When potential investors, clients, creditors, or suppliers need to be given confidential information about your company’s business, an NDA document signed by all parties creates trust and helps prevent theft of intellectual property.
Imagine you’re a start-up with a promising invention, and you need to give a detailed description of your new technology before investors will consider funding your venture. You might be concerned that your brilliant idea could be stolen, but a signed NDA will keep your invention or concept safe.
Another situation where you’d consider an NDA is if you’re hiring external consultants and they need access to sensitive data. Those consultants should sign an NDA agreeing to keep any shared data secret.
Existing employees may also sign non-disclosure agreements when involved in projects that must be kept confidential from your competitors.
While virtually unlimited, the type of information protected by NDAs often includes:
- proprietary recipes or formulas
- office passwords
- unique manufacturing processes
- inventions or prototypes
- sales contact lists
- patent applications
- financial figures
Furthermore, there are three key reasons to use an NDA if you’re working with third parties:
- Sensitive information is protected when the participants sign an NDA.
- With new products or concepts, an NDA can help the inventor maintain patent rights.
- An NDA differentiates exclusive or confidential information from publicly accessible information.
How to Write a Non-Disclosure Agreement
Whatever the reason you need a non-disclosure agreement, it should include the following important elements:
- Definitions and exclusions of the information covered
- Each party’s obligation to maintain confidentiality
- The time period the NDA covers
- Optional non-compete or non-solicitation clauses
When defining what constitutes confidential information, you must list the kinds of information the agreement covers. For example, marketing strategies, computer software, customer profiles, and supplier relationships. Be as specific as possible when defining the confidential information involved, so signatories understand exactly what must be kept secret.
Remember that the NDA cannot safeguard information that wasn’t explicitly included. If you want particular specifications, designs, pricing information, or other elements to be kept confidential, they must be described and written in the agreement.
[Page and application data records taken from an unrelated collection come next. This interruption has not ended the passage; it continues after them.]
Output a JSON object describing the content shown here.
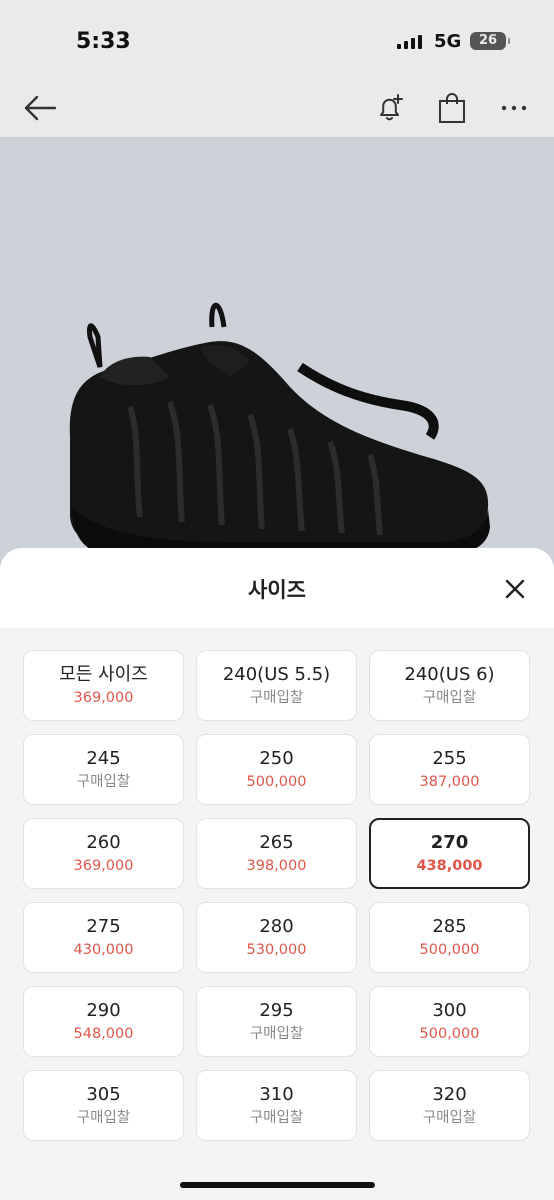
{
  "status": {
    "time": "5:33",
    "network": "5G",
    "battery": "26"
  },
  "nav": {
    "back_icon": "arrow-left-icon",
    "alert_icon": "bell-plus-icon",
    "bag_icon": "shopping-bag-icon",
    "more_icon": "more-dots-icon"
  },
  "sheet": {
    "title": "사이즈",
    "close_icon": "close-icon",
    "selected_index": 8,
    "sizes": [
      {
        "size": "모든 사이즈",
        "price": "369,000",
        "kind": "price"
      },
      {
        "size": "240(US 5.5)",
        "price": "구매입찰",
        "kind": "bid"
      },
      {
        "size": "240(US 6)",
        "price": "구매입찰",
        "kind": "bid"
      },
      {
        "size": "245",
        "price": "구매입찰",
        "kind": "bid"
      },
      {
        "size": "250",
        "price": "500,000",
        "kind": "price"
      },
      {
        "size": "255",
        "price": "387,000",
        "kind": "price"
      },
      {
        "size": "260",
        "price": "369,000",
        "kind": "price"
      },
      {
        "size": "265",
        "price": "398,000",
        "kind": "price"
      },
      {
        "size": "270",
        "price": "438,000",
        "kind": "price"
      },
      {
        "size": "275",
        "price": "430,000",
        "kind": "price"
      },
      {
        "size": "280",
        "price": "530,000",
        "kind": "price"
      },
      {
        "size": "285",
        "price": "500,000",
        "kind": "price"
      },
      {
        "size": "290",
        "price": "548,000",
        "kind": "price"
      },
      {
        "size": "295",
        "price": "구매입찰",
        "kind": "bid"
      },
      {
        "size": "300",
        "price": "500,000",
        "kind": "price"
      },
      {
        "size": "305",
        "price": "구매입찰",
        "kind": "bid"
      },
      {
        "size": "310",
        "price": "구매입찰",
        "kind": "bid"
      },
      {
        "size": "320",
        "price": "구매입찰",
        "kind": "bid"
      }
    ]
  },
  "colors": {
    "price": "#e0564a",
    "bid": "#8a8a8a",
    "selected_border": "#222222",
    "hero_bg": "#cdd2d9"
  }
}
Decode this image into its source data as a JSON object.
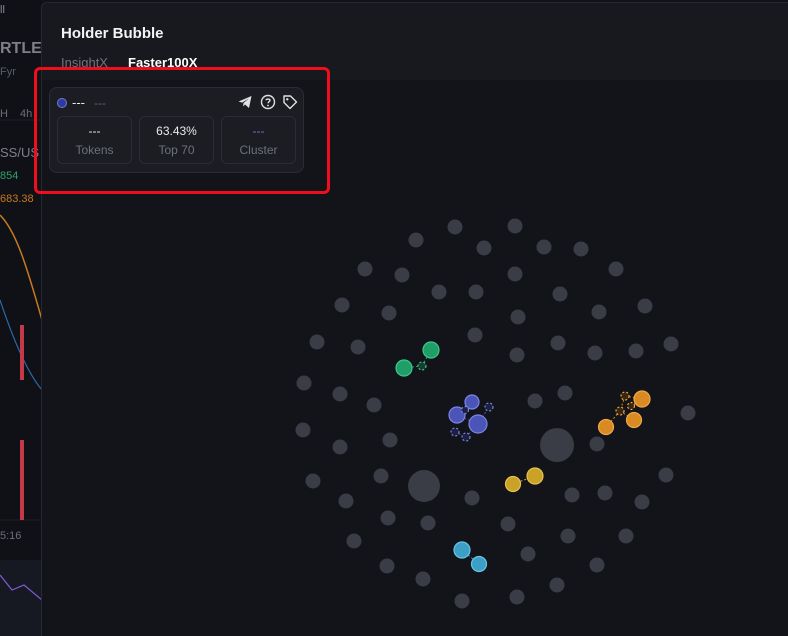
{
  "background_chart": {
    "labels": [
      "ll",
      "RTLE",
      "Fyr",
      "H",
      "4h",
      "SS/US",
      "854",
      "683.38",
      "5:16"
    ]
  },
  "panel": {
    "title": "Holder Bubble",
    "tabs": [
      {
        "label": "InsightX",
        "active": false
      },
      {
        "label": "Faster100X",
        "active": true
      }
    ]
  },
  "info_card": {
    "name": "---",
    "sub": "---",
    "icons": [
      "telegram-icon",
      "help-icon",
      "tag-icon"
    ],
    "stats": [
      {
        "value": "---",
        "label": "Tokens"
      },
      {
        "value": "63.43%",
        "label": "Top 70"
      },
      {
        "value": "---",
        "label": "Cluster"
      }
    ]
  },
  "colors": {
    "highlight": "#f00d1d",
    "bubble_default": "#3a3d45",
    "cluster_green": "#1f9e68",
    "cluster_blue": "#4b55b8",
    "cluster_orange": "#d98a22",
    "cluster_yellow": "#c9a227",
    "cluster_cyan": "#3b9fc6",
    "cluster_purple": "#7b69e0"
  },
  "bubbles": {
    "count_grey": 76,
    "clusters": [
      "green",
      "blue",
      "orange",
      "yellow",
      "cyan"
    ]
  }
}
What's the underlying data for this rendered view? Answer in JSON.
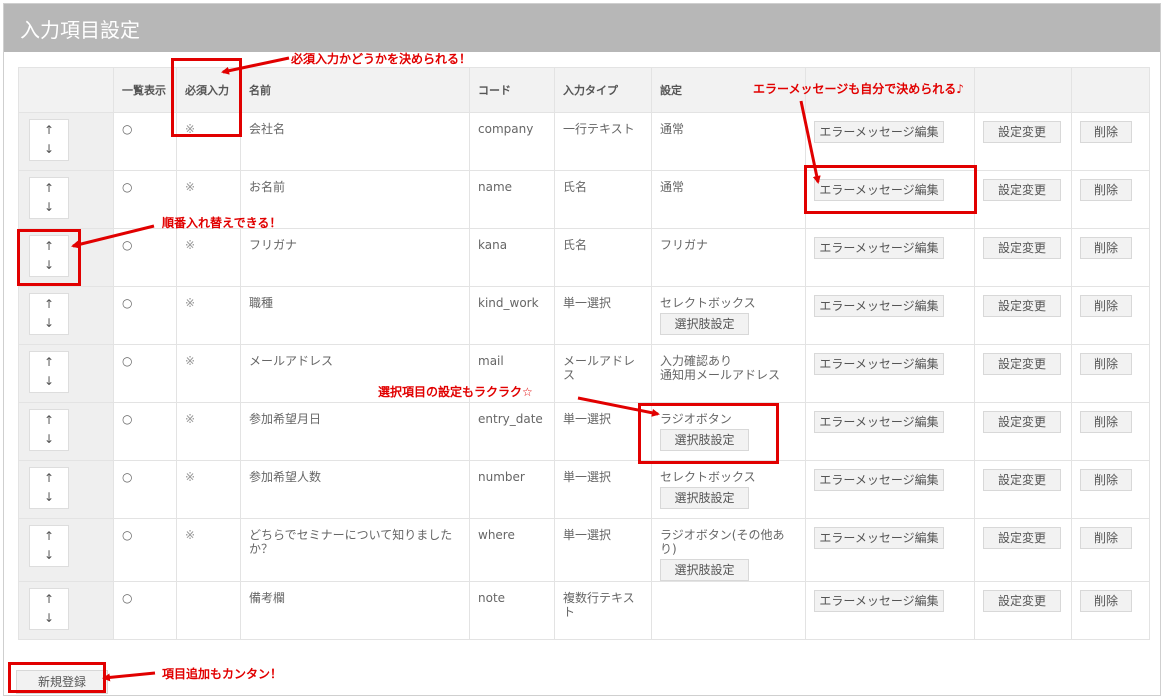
{
  "header": {
    "title": "入力項目設定"
  },
  "columns": {
    "list": "一覧表示",
    "required": "必須入力",
    "name": "名前",
    "code": "コード",
    "type": "入力タイプ",
    "setting": "設定"
  },
  "buttons": {
    "error": "エラーメッセージ編集",
    "change": "設定変更",
    "delete": "削除",
    "options": "選択肢設定",
    "new": "新規登録"
  },
  "arrows": {
    "up": "↑",
    "down": "↓"
  },
  "rows": [
    {
      "list": "○",
      "required": "※",
      "name": "会社名",
      "code": "company",
      "type": "一行テキスト",
      "setting": "通常",
      "setting2": ""
    },
    {
      "list": "○",
      "required": "※",
      "name": "お名前",
      "code": "name",
      "type": "氏名",
      "setting": "通常",
      "setting2": ""
    },
    {
      "list": "○",
      "required": "※",
      "name": "フリガナ",
      "code": "kana",
      "type": "氏名",
      "setting": "フリガナ",
      "setting2": ""
    },
    {
      "list": "○",
      "required": "※",
      "name": "職種",
      "code": "kind_work",
      "type": "単一選択",
      "setting": "セレクトボックス",
      "setting2": ""
    },
    {
      "list": "○",
      "required": "※",
      "name": "メールアドレス",
      "code": "mail",
      "type": "メールアドレス",
      "setting": "入力確認あり",
      "setting2": "通知用メールアドレス"
    },
    {
      "list": "○",
      "required": "※",
      "name": "参加希望月日",
      "code": "entry_date",
      "type": "単一選択",
      "setting": "ラジオボタン",
      "setting2": ""
    },
    {
      "list": "○",
      "required": "※",
      "name": "参加希望人数",
      "code": "number",
      "type": "単一選択",
      "setting": "セレクトボックス",
      "setting2": ""
    },
    {
      "list": "○",
      "required": "※",
      "name": "どちらでセミナーについて知りましたか？",
      "code": "where",
      "type": "単一選択",
      "setting": "ラジオボタン(その他あり)",
      "setting2": ""
    },
    {
      "list": "○",
      "required": "",
      "name": "備考欄",
      "code": "note",
      "type": "複数行テキスト",
      "setting": "",
      "setting2": ""
    }
  ],
  "annotations": {
    "required": "必須入力かどうかを決められる！",
    "error": "エラーメッセージも自分で決められる♪",
    "order": "順番入れ替えできる！",
    "options": "選択項目の設定もラクラク☆",
    "add": "項目追加もカンタン！"
  },
  "accent_color": "#e10000"
}
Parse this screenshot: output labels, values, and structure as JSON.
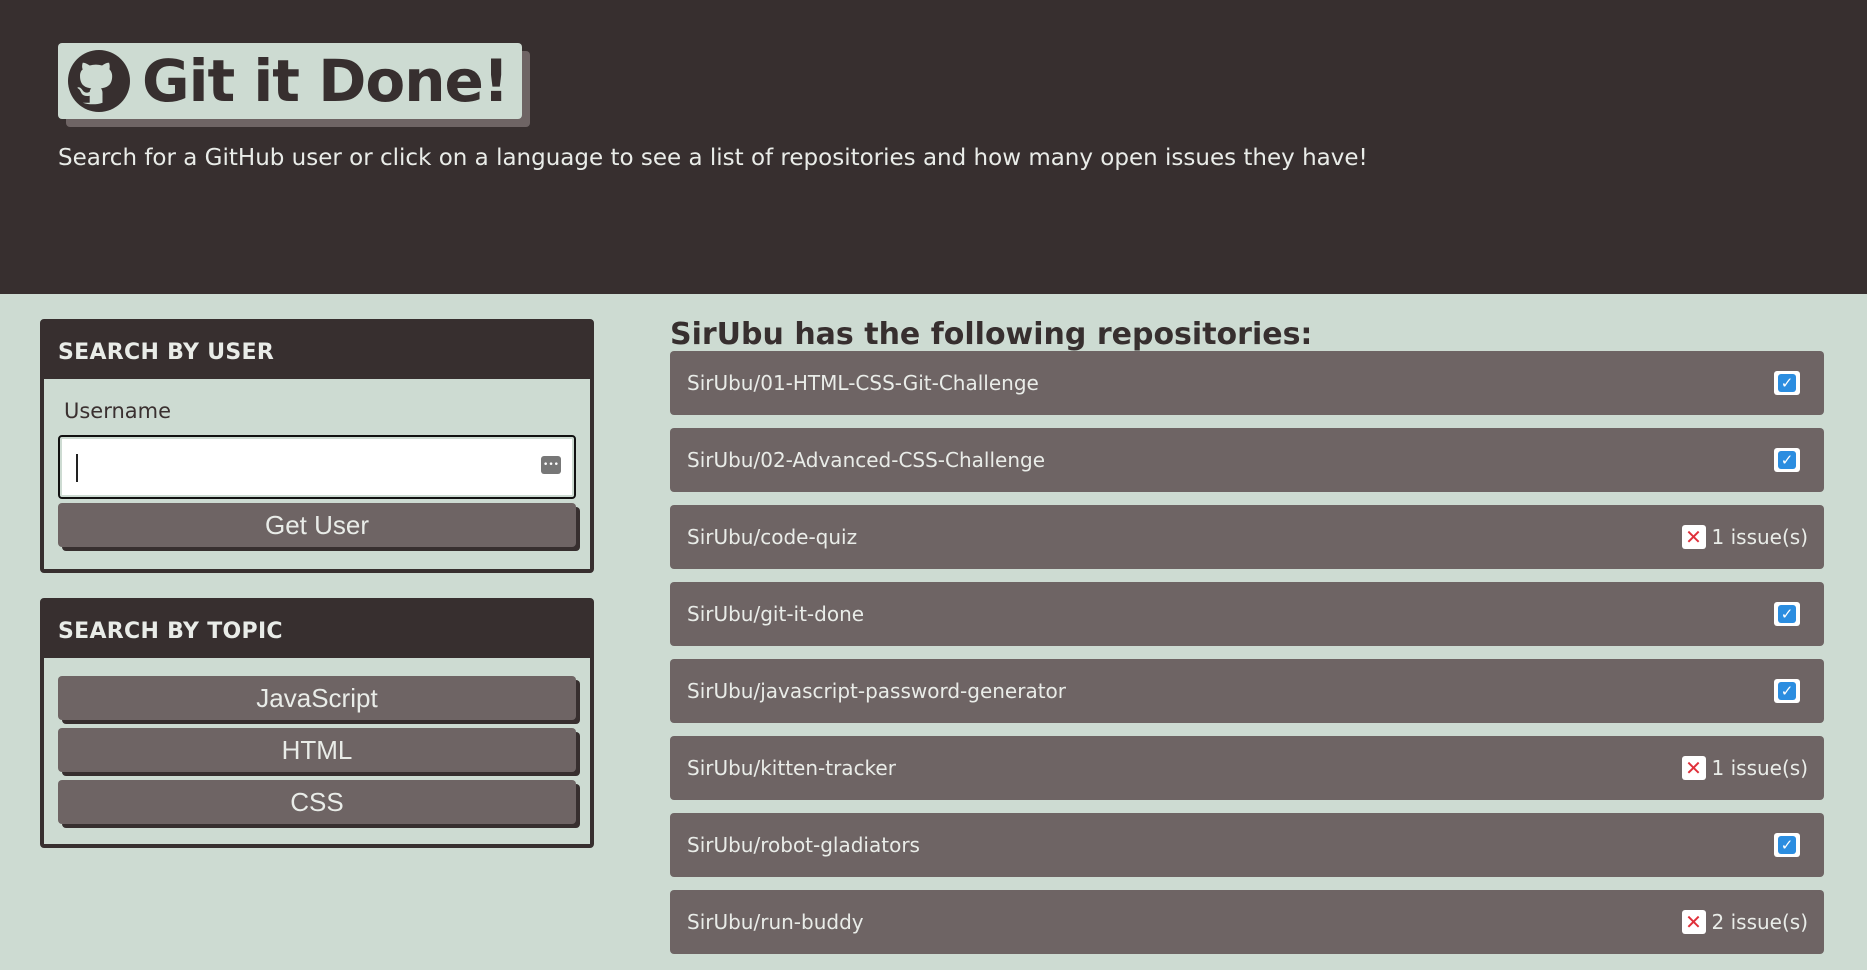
{
  "header": {
    "title": "Git it Done!",
    "subtitle": "Search for a GitHub user or click on a language to see a list of repositories and how many open issues they have!"
  },
  "user_search": {
    "heading": "SEARCH BY USER",
    "label": "Username",
    "input_value": "",
    "button_label": "Get User"
  },
  "topic_search": {
    "heading": "SEARCH BY TOPIC",
    "topics": [
      "JavaScript",
      "HTML",
      "CSS"
    ]
  },
  "results": {
    "heading": "SirUbu has the following repositories:",
    "repos": [
      {
        "name": "SirUbu/01-HTML-CSS-Git-Challenge",
        "status": "check",
        "issues": ""
      },
      {
        "name": "SirUbu/02-Advanced-CSS-Challenge",
        "status": "check",
        "issues": ""
      },
      {
        "name": "SirUbu/code-quiz",
        "status": "x",
        "issues": "1 issue(s)"
      },
      {
        "name": "SirUbu/git-it-done",
        "status": "check",
        "issues": ""
      },
      {
        "name": "SirUbu/javascript-password-generator",
        "status": "check",
        "issues": ""
      },
      {
        "name": "SirUbu/kitten-tracker",
        "status": "x",
        "issues": "1 issue(s)"
      },
      {
        "name": "SirUbu/robot-gladiators",
        "status": "check",
        "issues": ""
      },
      {
        "name": "SirUbu/run-buddy",
        "status": "x",
        "issues": "2 issue(s)"
      }
    ]
  },
  "icons": {
    "logo": "github-icon",
    "password": "password-manager-icon",
    "check": "check-square-icon",
    "x": "x-square-icon"
  },
  "colors": {
    "header_bg": "#372f2f",
    "page_bg": "#cddbd2",
    "item_bg": "#6e6464",
    "check_blue": "#2b8de0",
    "x_red": "#e0303a"
  }
}
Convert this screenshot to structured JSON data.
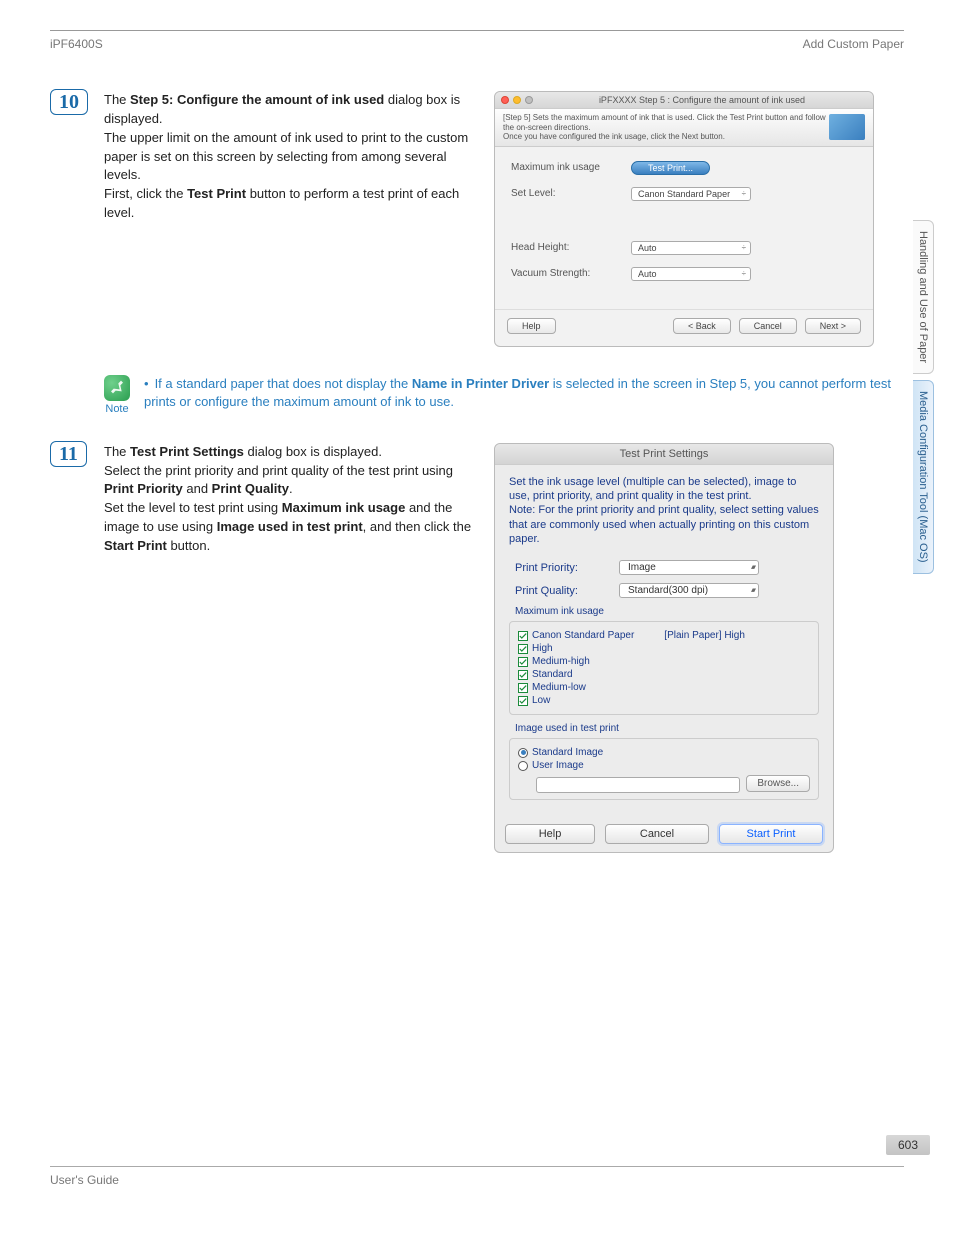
{
  "header": {
    "model": "iPF6400S",
    "section": "Add Custom Paper"
  },
  "steps": {
    "s10": {
      "num": "10",
      "p1a": "The ",
      "p1b": "Step 5: Configure the amount of ink used",
      "p1c": " dialog box is displayed.",
      "p2": "The upper limit on the amount of ink used to print to the custom paper is set on this screen by selecting from among several levels.",
      "p3a": "First, click the ",
      "p3b": "Test Print",
      "p3c": " button to perform a test print of each level."
    },
    "s11": {
      "num": "11",
      "p1a": "The ",
      "p1b": "Test Print Settings",
      "p1c": " dialog box is displayed.",
      "p2a": "Select the print priority and print quality of the test print using ",
      "p2b": "Print Priority",
      "p2c": " and ",
      "p2d": "Print Quality",
      "p2e": ".",
      "p3a": "Set the level to test print using ",
      "p3b": "Maximum ink usage",
      "p3c": " and the image to use using ",
      "p3d": "Image used in test print",
      "p3e": ", and then click the ",
      "p3f": "Start Print",
      "p3g": " button."
    }
  },
  "note": {
    "label": "Note",
    "text_a": "If a standard paper that does not display the ",
    "text_b": "Name in Printer Driver",
    "text_c": " is selected in the screen in Step 5, you cannot perform test prints or configure the maximum amount of ink to use."
  },
  "dlg5": {
    "title": "iPFXXXX Step 5 : Configure the amount of ink used",
    "banner1": "[Step 5] Sets the maximum amount of ink that is used. Click the Test Print button and follow the on-screen directions.",
    "banner2": "Once you have configured the ink usage, click the Next button.",
    "max_label": "Maximum ink usage",
    "test_btn": "Test Print...",
    "set_label": "Set Level:",
    "set_val": "Canon Standard Paper",
    "head_label": "Head Height:",
    "head_val": "Auto",
    "vac_label": "Vacuum Strength:",
    "vac_val": "Auto",
    "help": "Help",
    "back": "< Back",
    "cancel": "Cancel",
    "next": "Next >"
  },
  "tps": {
    "title": "Test Print Settings",
    "intro": "Set the ink usage level (multiple can be selected), image to use, print priority, and print quality in the test print.\nNote: For the print priority and print quality, select setting values that are commonly used when actually printing on this custom paper.",
    "pp_label": "Print Priority:",
    "pp_val": "Image",
    "pq_label": "Print Quality:",
    "pq_val": "Standard(300 dpi)",
    "miu_label": "Maximum ink usage",
    "levels": {
      "csp": "Canon Standard Paper",
      "csp_right": "[Plain Paper] High",
      "high": "High",
      "mh": "Medium-high",
      "std": "Standard",
      "ml": "Medium-low",
      "low": "Low"
    },
    "iutp_label": "Image used in test print",
    "std_img": "Standard Image",
    "usr_img": "User Image",
    "browse": "Browse...",
    "help": "Help",
    "cancel": "Cancel",
    "start": "Start Print"
  },
  "side": {
    "tab1": "Handling and Use of Paper",
    "tab2": "Media Configuration Tool (Mac OS)"
  },
  "footer": {
    "guide": "User's Guide",
    "page": "603"
  }
}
You should also identify what information isn’t covered by the agreement. Exclusions can include publicly available data or information generated before the agreement was drafted.
A valid NDA agreement must also detail the obligations of all signing parties. This means that the person receiving the confidential information must be made aware of their duty to keep that information secret, and prevent others from accessing it.
For example, if a potential investor leaves a laptop on a train with easily accessible files containing your start-up’s confidential information, they’re likely breaching the terms of the NDA they signed.
The length of time the contract is in effect must also be outlined in an NDA. Details regarding the period of validity are usually open to negotiation.
Potential Problems with a Non-Disclosure Agreement
The following are reasons why your NDA might not be enforceable:
- Your definitions of what’s confidential aren’t specific.
- The parties aren’t named correctly.
- The scope is unreasonable.
- The confidential information referred to is available publicly.
- The NDA has been signed by somebody with insufficient authority.
Protecting confidential information is essential to running a successful business or developing a new product. Don’t let your trade secrets leak to the public — get a non-disclosure agreement.